Now, I’m going to admit, my sewing area is not always this clean. I’m guilty of piling up scraps on the sides and above the cutting mat, especially if I’m cutting several projects at once. But, I think it’s a good idea to keep the area clean.
Be sure you have a sharp rotary blade to cut your pieces correctly and avoid injury. If you have cut out several projects, you will notice if your blade has become dull if you have to press down hard or you feel your blade skipping as you cut. If this is happening, it’s time to change the blade. Dispose of the blade by marking an old rotary blade container “Used Blades”. Once this is full, you can discard the blades safely.
4. Organization. If your quilt has a lot of blocks made up of many pieces, organization is important. I’ve talked about it in other blog posts. My patterns usually have letters for each piece cut. I like to label a stack of pieces with a piece of masking or painters tape marked with the letter. If the piece is cut from several different colors, I keep them separated by color as well. Here’s what one of my quilts looks like cut and ready to go:
5. Sewing Machine. Be sure your machine is ready to sew. I think it’s very important to take your machine in to the dealer or quilt shop you bought it from for an annual maintenance check.
Make sure it’s clean and oiled and has a needle that is in good working order. Some people do not change their needle until it breaks. Not a good guide. If you have finished piecing a large project or several small projects, the needle should be changed. A dull needle will make a “punching” sound as it stitches and may make larger holes in your fabric than you want. Also, your thread will also break easily if the needle is old.
6. Accurate Piecing. Be sure you are using an accurate 1/4″ seam allowance when stitching your blocks, unless you are advised otherwise in the pattern. Using a 1/4″ foot helps with this but make sure to do a test seam if this is your first time using the 1/4″ foot.

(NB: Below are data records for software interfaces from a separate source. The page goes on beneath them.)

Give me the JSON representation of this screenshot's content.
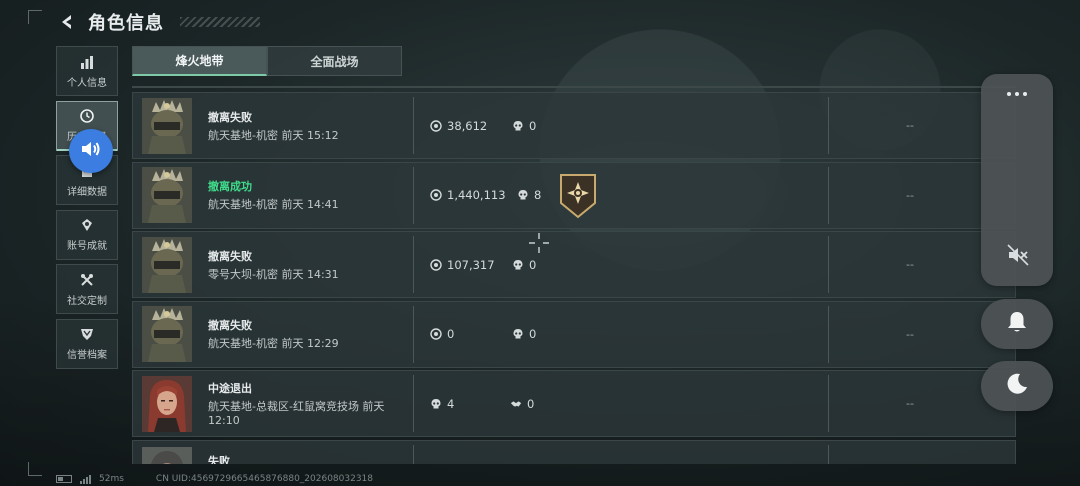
{
  "header": {
    "title": "角色信息"
  },
  "sidebar": {
    "items": [
      {
        "label": "个人信息",
        "icon": "bar-chart-icon"
      },
      {
        "label": "历史记录",
        "icon": "history-clock-icon"
      },
      {
        "label": "详细数据",
        "icon": "document-icon"
      },
      {
        "label": "账号成就",
        "icon": "achievement-icon"
      },
      {
        "label": "社交定制",
        "icon": "tools-icon"
      },
      {
        "label": "信誉档案",
        "icon": "shield-icon"
      }
    ]
  },
  "tabs": [
    {
      "label": "烽火地带",
      "active": true
    },
    {
      "label": "全面战场",
      "active": false
    }
  ],
  "records": [
    {
      "status": "撤离失败",
      "status_type": "fail",
      "location": "航天基地-机密 前天 15:12",
      "value": "38,612",
      "kills": "0",
      "extra": "--",
      "avatar": "male-helmet",
      "badge": false
    },
    {
      "status": "撤离成功",
      "status_type": "success",
      "location": "航天基地-机密 前天 14:41",
      "value": "1,440,113",
      "kills": "8",
      "extra": "--",
      "avatar": "male-helmet",
      "badge": true
    },
    {
      "status": "撤离失败",
      "status_type": "fail",
      "location": "零号大坝-机密 前天 14:31",
      "value": "107,317",
      "kills": "0",
      "extra": "--",
      "avatar": "male-helmet",
      "badge": false
    },
    {
      "status": "撤离失败",
      "status_type": "fail",
      "location": "航天基地-机密 前天 12:29",
      "value": "0",
      "kills": "0",
      "extra": "--",
      "avatar": "male-helmet",
      "badge": false
    },
    {
      "status": "中途退出",
      "status_type": "fail",
      "location": "航天基地-总裁区-红鼠窝竞技场 前天 12:10",
      "value": "4",
      "kills": "0",
      "extra": "--",
      "avatar": "female",
      "badge": false,
      "first_icon": "skull-icon",
      "second_icon": "handshake-icon"
    },
    {
      "status": "失败",
      "status_type": "fail",
      "location": "",
      "value": "",
      "kills": "",
      "extra": "",
      "avatar": "male-partial",
      "badge": false
    }
  ],
  "footer": {
    "ping": "52ms",
    "uid": "CN UID:4569729665465876880_202608032318"
  },
  "colors": {
    "accent": "#3fdc8a",
    "speaker": "#3b7de0",
    "panel": "#4e5456"
  }
}
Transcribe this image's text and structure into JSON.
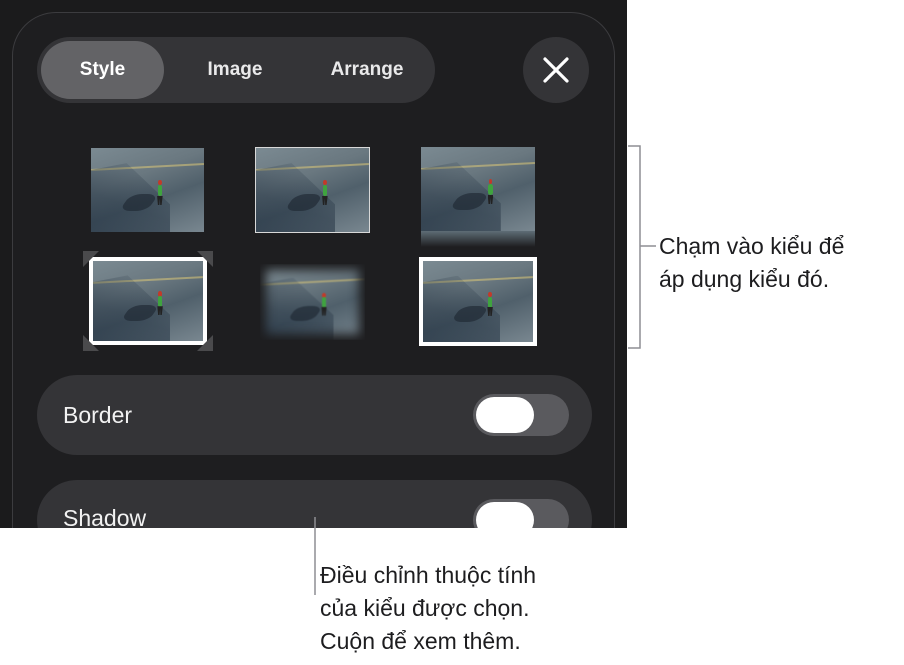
{
  "tabs": [
    {
      "label": "Style",
      "active": true
    },
    {
      "label": "Image",
      "active": false
    },
    {
      "label": "Arrange",
      "active": false
    }
  ],
  "close_icon": "close-x-icon",
  "styles": [
    {
      "name": "no-border"
    },
    {
      "name": "thin-border"
    },
    {
      "name": "reflection"
    },
    {
      "name": "corner-mount"
    },
    {
      "name": "soft-edge"
    },
    {
      "name": "white-frame"
    }
  ],
  "properties": [
    {
      "label": "Border",
      "on": false
    },
    {
      "label": "Shadow",
      "on": false
    }
  ],
  "callouts": {
    "styles_line1": "Chạm vào kiểu để",
    "styles_line2": "áp dụng kiểu đó.",
    "props_line1": "Điều chỉnh thuộc tính",
    "props_line2": "của kiểu được chọn.",
    "props_line3": "Cuộn để xem thêm."
  },
  "colors": {
    "panel_bg": "#1b1b1c",
    "control_bg": "#343437",
    "active_segment": "#636366",
    "toggle_off": "#5a5a5e"
  }
}
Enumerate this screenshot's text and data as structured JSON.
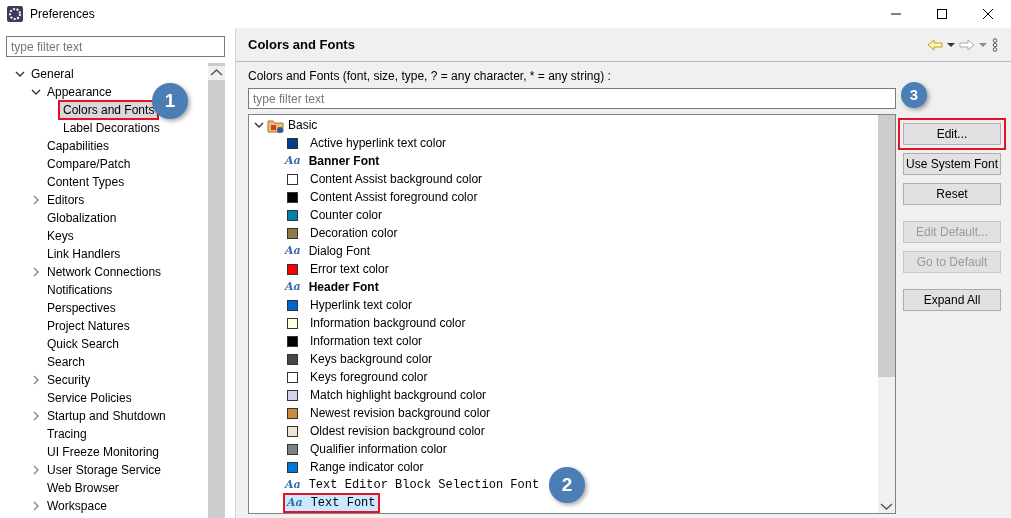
{
  "window": {
    "title": "Preferences"
  },
  "sidebar": {
    "filter": {
      "placeholder": "type filter text"
    },
    "items": [
      {
        "label": "General",
        "expanded": true,
        "selected": false,
        "children": [
          {
            "label": "Appearance",
            "expanded": true,
            "selected": false,
            "children": [
              {
                "label": "Colors and Fonts",
                "selected": true,
                "outlined": true,
                "callout": "1"
              },
              {
                "label": "Label Decorations",
                "selected": false
              }
            ]
          },
          {
            "label": "Capabilities",
            "selected": false
          },
          {
            "label": "Compare/Patch",
            "selected": false
          },
          {
            "label": "Content Types",
            "selected": false
          },
          {
            "label": "Editors",
            "expanded": false,
            "selected": false
          },
          {
            "label": "Globalization",
            "selected": false
          },
          {
            "label": "Keys",
            "selected": false
          },
          {
            "label": "Link Handlers",
            "selected": false
          },
          {
            "label": "Network Connections",
            "expanded": false,
            "selected": false
          },
          {
            "label": "Notifications",
            "selected": false
          },
          {
            "label": "Perspectives",
            "selected": false
          },
          {
            "label": "Project Natures",
            "selected": false
          },
          {
            "label": "Quick Search",
            "selected": false
          },
          {
            "label": "Search",
            "selected": false
          },
          {
            "label": "Security",
            "expanded": false,
            "selected": false
          },
          {
            "label": "Service Policies",
            "selected": false
          },
          {
            "label": "Startup and Shutdown",
            "expanded": false,
            "selected": false
          },
          {
            "label": "Tracing",
            "selected": false
          },
          {
            "label": "UI Freeze Monitoring",
            "selected": false
          },
          {
            "label": "User Storage Service",
            "expanded": false,
            "selected": false
          },
          {
            "label": "Web Browser",
            "selected": false
          },
          {
            "label": "Workspace",
            "expanded": false,
            "selected": false
          }
        ]
      }
    ]
  },
  "page": {
    "title": "Colors and Fonts",
    "description": "Colors and Fonts (font, size, type, ? = any character, * = any string) :",
    "filter": {
      "placeholder": "type filter text"
    },
    "tree": [
      {
        "label": "Basic",
        "expanded": true,
        "children": [
          {
            "kind": "color",
            "label": "Active hyperlink text color",
            "color": "#00428a",
            "selected": false
          },
          {
            "kind": "boldfont",
            "icon": "Aa",
            "label": "Banner Font",
            "selected": false
          },
          {
            "kind": "color",
            "label": "Content Assist background color",
            "color": "#ffffff",
            "selected": false
          },
          {
            "kind": "color",
            "label": "Content Assist foreground color",
            "color": "#000000",
            "selected": false
          },
          {
            "kind": "color",
            "label": "Counter color",
            "color": "#0080aa",
            "selected": false
          },
          {
            "kind": "color",
            "label": "Decoration color",
            "color": "#8c7a48",
            "selected": false
          },
          {
            "kind": "font",
            "icon": "Aa",
            "label": "Dialog Font",
            "selected": false
          },
          {
            "kind": "color",
            "label": "Error text color",
            "color": "#ff0000",
            "selected": false
          },
          {
            "kind": "boldfont",
            "icon": "Aa",
            "label": "Header Font",
            "selected": false
          },
          {
            "kind": "color",
            "label": "Hyperlink text color",
            "color": "#0066cc",
            "selected": false
          },
          {
            "kind": "color",
            "label": "Information background color",
            "color": "#ffffe1",
            "selected": false
          },
          {
            "kind": "color",
            "label": "Information text color",
            "color": "#000000",
            "selected": false
          },
          {
            "kind": "color",
            "label": "Keys background color",
            "color": "#464646",
            "selected": false
          },
          {
            "kind": "color",
            "label": "Keys foreground color",
            "color": "#ffffff",
            "selected": false
          },
          {
            "kind": "color",
            "label": "Match highlight background color",
            "color": "#d2d2f0",
            "selected": false
          },
          {
            "kind": "color",
            "label": "Newest revision background color",
            "color": "#c88a40",
            "selected": false
          },
          {
            "kind": "color",
            "label": "Oldest revision background color",
            "color": "#f0e2d4",
            "selected": false
          },
          {
            "kind": "color",
            "label": "Qualifier information color",
            "color": "#808080",
            "selected": false
          },
          {
            "kind": "color",
            "label": "Range indicator color",
            "color": "#0078d7",
            "selected": false
          },
          {
            "kind": "monofont",
            "icon": "Aa",
            "label": "Text Editor Block Selection Font",
            "selected": false,
            "callout": "2"
          },
          {
            "kind": "monofont",
            "icon": "Aa",
            "label": "Text Font",
            "selected": true,
            "outlined": true
          }
        ]
      }
    ],
    "buttons": [
      {
        "label": "Edit...",
        "disabled": false,
        "outlined": true,
        "callout": "3"
      },
      {
        "label": "Use System Font",
        "disabled": false
      },
      {
        "label": "Reset",
        "disabled": false
      },
      {
        "label": "Edit Default...",
        "disabled": true
      },
      {
        "label": "Go to Default",
        "disabled": true
      },
      {
        "label": "Expand All",
        "disabled": false
      }
    ]
  }
}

Sew 2 scrap squares together, then measure the seam.
Make necessary adjustments in your sewing to achieve a 1/4″ seam. Here is a past blog post I did on this subject.
7. Stock up and keep tools close. I suggest keeping tools you use frequently close by. I have a small hook on my sewing machine where I keep my scissors I use for clipping seams and a small ruler for measuring seams.
I also keep my wood pressing tool so I can press small seams without having to go to the ironing board for every tiny seam. Finally, wind several bobbins, so you can quickly change from an empty bobbin.
8. Pressing seams. How you press your seams is up to you. I like to press mine open because I think I get more accurate measurements for my units. When pressing seams, make sure you are pressing them and not ironing them. There is a difference! Here’s a video tutorial I did on this subject.
9. Measure units as you go. Most blocks are made up of several pieced units. I like to measure units as I go before piecing them into a block. The more accurate your measurements are, the more accurate your block will measure. For example, if you have an 6 1/2″ star block that has 4 flying geese units that are supposed to measure 2 x 3 1/2″ making up the points, I make sure I measure each geese unit.
10. Quilt layout. Finally, I recommend using a design wall or a large floor space to layout finished blocks. This makes it easier to arrange your blocks the way you want them before stitching them into rows and then into a quilt top. Otherwise, you might get all your rows stitched together and realize you have two blocks next to each other that you wished were not. This will save you a lot of “unsewing” time!
Here is a past project where the use of a design wall came in handy. The blocks were all the same, just scrappy. I wanted the colors to be distributed evenly throughout the quilt top, so this was the best way to do it.
I hope you learned some new information. Let me know if there are some quilting tips you can’t live without in the comments below. You will be entered into a drawing for my newest pattern, Open Windows. Drawing will be on Monday, February 18th!